Former Defense Secretary Leon Panetta said Friday "it would be nice" if the U.N. or America's allies took military action against Syria over chemical weapons but that the U.S. can't wait for them.
"When that line has been drawn and action needs to be taken, then the United States ultimately has to do that for the sake of the world and the sake of world peace," Panetta said an exclusive interview with Lester Holt for "NBC Nightly News."
He spoke shortly after Secretary of State John Kerry, in a forceful speech, laid out the case against Syrian President Bashar al-Assad and decried what he said were the deaths of 1,429 people, including 426 children, in last week's mass poisoning in Damascus.
Panetta said the Defense Department presented the White House with scenarios for a strike on Syria months ago.

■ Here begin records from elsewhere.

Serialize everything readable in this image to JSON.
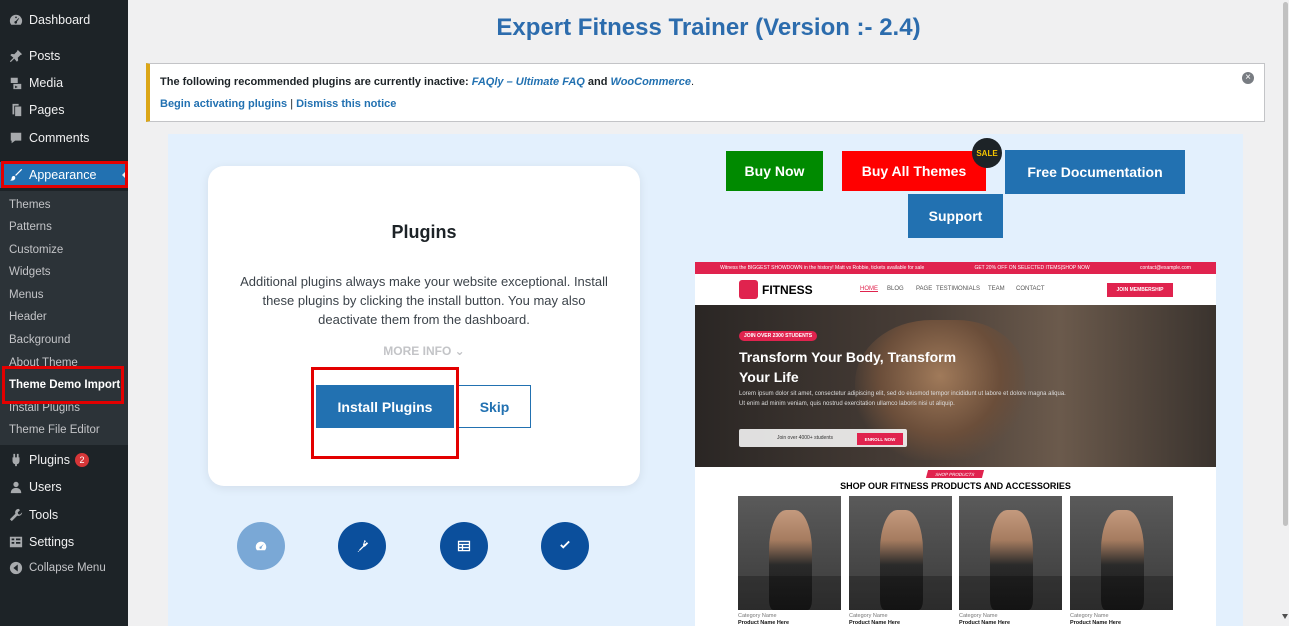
{
  "sidebar": {
    "items": [
      {
        "label": "Dashboard",
        "icon": "dashboard-icon"
      },
      {
        "label": "Posts",
        "icon": "pin-icon"
      },
      {
        "label": "Media",
        "icon": "media-icon"
      },
      {
        "label": "Pages",
        "icon": "pages-icon"
      },
      {
        "label": "Comments",
        "icon": "comment-icon"
      },
      {
        "label": "Appearance",
        "icon": "brush-icon"
      },
      {
        "label": "Plugins",
        "icon": "plug-icon",
        "badge": "2"
      },
      {
        "label": "Users",
        "icon": "user-icon"
      },
      {
        "label": "Tools",
        "icon": "wrench-icon"
      },
      {
        "label": "Settings",
        "icon": "settings-icon"
      },
      {
        "label": "Collapse Menu",
        "icon": "collapse-icon"
      }
    ],
    "submenu": [
      "Themes",
      "Patterns",
      "Customize",
      "Widgets",
      "Menus",
      "Header",
      "Background",
      "About Theme",
      "Theme Demo Import",
      "Install Plugins",
      "Theme File Editor"
    ]
  },
  "page": {
    "title": "Expert Fitness Trainer (Version :- 2.4)"
  },
  "notice": {
    "text_prefix": "The following recommended plugins are currently inactive:",
    "link1": "FAQly – Ultimate FAQ",
    "and": "and",
    "link2": "WooCommerce",
    "period": ".",
    "begin_link": "Begin activating plugins",
    "separator": "|",
    "dismiss_link": "Dismiss this notice"
  },
  "card": {
    "title": "Plugins",
    "description": "Additional plugins always make your website exceptional. Install these plugins by clicking the install button. You may also deactivate them from the dashboard.",
    "more_info": "MORE INFO",
    "install_label": "Install Plugins",
    "skip_label": "Skip"
  },
  "actions": {
    "buy_now": "Buy Now",
    "buy_all": "Buy All Themes",
    "sale_badge": "SALE",
    "free_docs": "Free Documentation",
    "support": "Support"
  },
  "preview": {
    "topbar_left": "Witness the BIGGEST SHOWDOWN in the history! Matt vs Robbie, tickets available for sale",
    "topbar_mid": "GET 20% OFF ON SELECTED ITEMS|SHOP NOW",
    "topbar_right": "contact@example.com",
    "logo": "FITNESS",
    "nav": [
      "HOME",
      "BLOG",
      "PAGE",
      "TESTIMONIALS",
      "TEAM",
      "CONTACT"
    ],
    "join_button": "JOIN MEMBERSHIP",
    "hero_badge": "JOIN OVER 2300 STUDENTS",
    "hero_title": "Transform Your Body, Transform Your Life",
    "hero_desc": "Lorem ipsum dolor sit amet, consectetur adipiscing elit, sed do eiusmod tempor incididunt ut labore et dolore magna aliqua. Ut enim ad minim veniam, quis nostrud exercitation ullamco laboris nisi ut aliquip.",
    "hero_cta": "Join over 4000+ students",
    "hero_enroll": "ENROLL NOW",
    "shop_tag": "SHOP PRODUCTS",
    "shop_title": "SHOP OUR FITNESS PRODUCTS AND ACCESSORIES",
    "product_category": "Category Name",
    "product_name": "Product Name Here"
  },
  "colors": {
    "accent": "#2271b1",
    "sidebar_bg": "#1d2327",
    "highlight_red": "#e30000",
    "buy_now_green": "#008a00",
    "buy_all_red": "#ff0000",
    "preview_pink": "#e0234e"
  }
}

"The military, what they are good at is spending their time planning for exactly these kinds of very limited attacks," he said. "And mark my words, when they decide to do it — the United States military is the best at doing that kind of effort if we have to."
The "biggest challenge," he said, speaking from the Panetta Institute for Public Policy in Seaside, Calif., would be getting it all done in one shot.
Former Defense Secretary Leon Panetta says the Assad regime was involved in deploying chemical weapons against civilians. Â He adds that strikes could deter the Syrian government from continuing assaults against its own people. NBC's Lester Holt reports.
"The key here is to be able to make sure that the targets that we're going after are there, that the intelligence is accurate with regards to where those targets are and that we do an effective job of being able to destroy those targets.
"That's going to be a key. And if for any reason we fail to do that, then we're going to have to go back and make sure we do it."
But, he said, if it succeeds, an attack on Assad's military apparatus "could be the beginning of another chapter in this horrible war."
"It hopefully can set the groundwork to be able to pursue a diplomatic strategy that can ultimately result in a negotiated settlement there that bring the needed peace and stability that Syria absolutely requires and that has Assad step down," Panetta added.
Asked about the American people's ambivalence toward strikes, Panetta said he understood that "people are exhausted by war."
"But at the same time, we continue to have a responsibility to exercise leadership in the world," he said. "It would be nice if the U.N. acted. It would be nice if our allies acted. It would be nice if others were willing to take that action."
In lieu of military action, he called on allies to join the U.S. in diplomatic efforts against Assad.
"I understand in the end that the United States probably is one of the very few countries that militarily has the capability to do what we should do there in terms of a very precise and targeted attack," he added.
More on Syria from NBC News:
- Kerry calls attack against Syrian civilians 'crime against humanity'
- John Kerry's nine reasons for action in Syria
- Doctor: 'Apocalyptic' attack on Syrian schoolkids
- Read Secretary of State Kerry's full speech condemning Syria attack
- 'We will not repeat that moment': Why Syria isn't a rerun of Iraq
- NBC poll: Nearly 80 percent want congressional approval on Syria
- US-UK 'special relationship' bruised after Syria rebuff
- Chinese wary of US acting as 'policeman' in Syria
- Syrian Electronic Army seen as nuisance, not a serious cyberthreat
- Stocks slide on Syria fears; worst month for losses since May '12
- How Tomahawk cruise missiles may send messages to (and from) Syria
Secretary of State John Kerry condemns Syria for mass killing. NBC's Andrea Mitchell reports.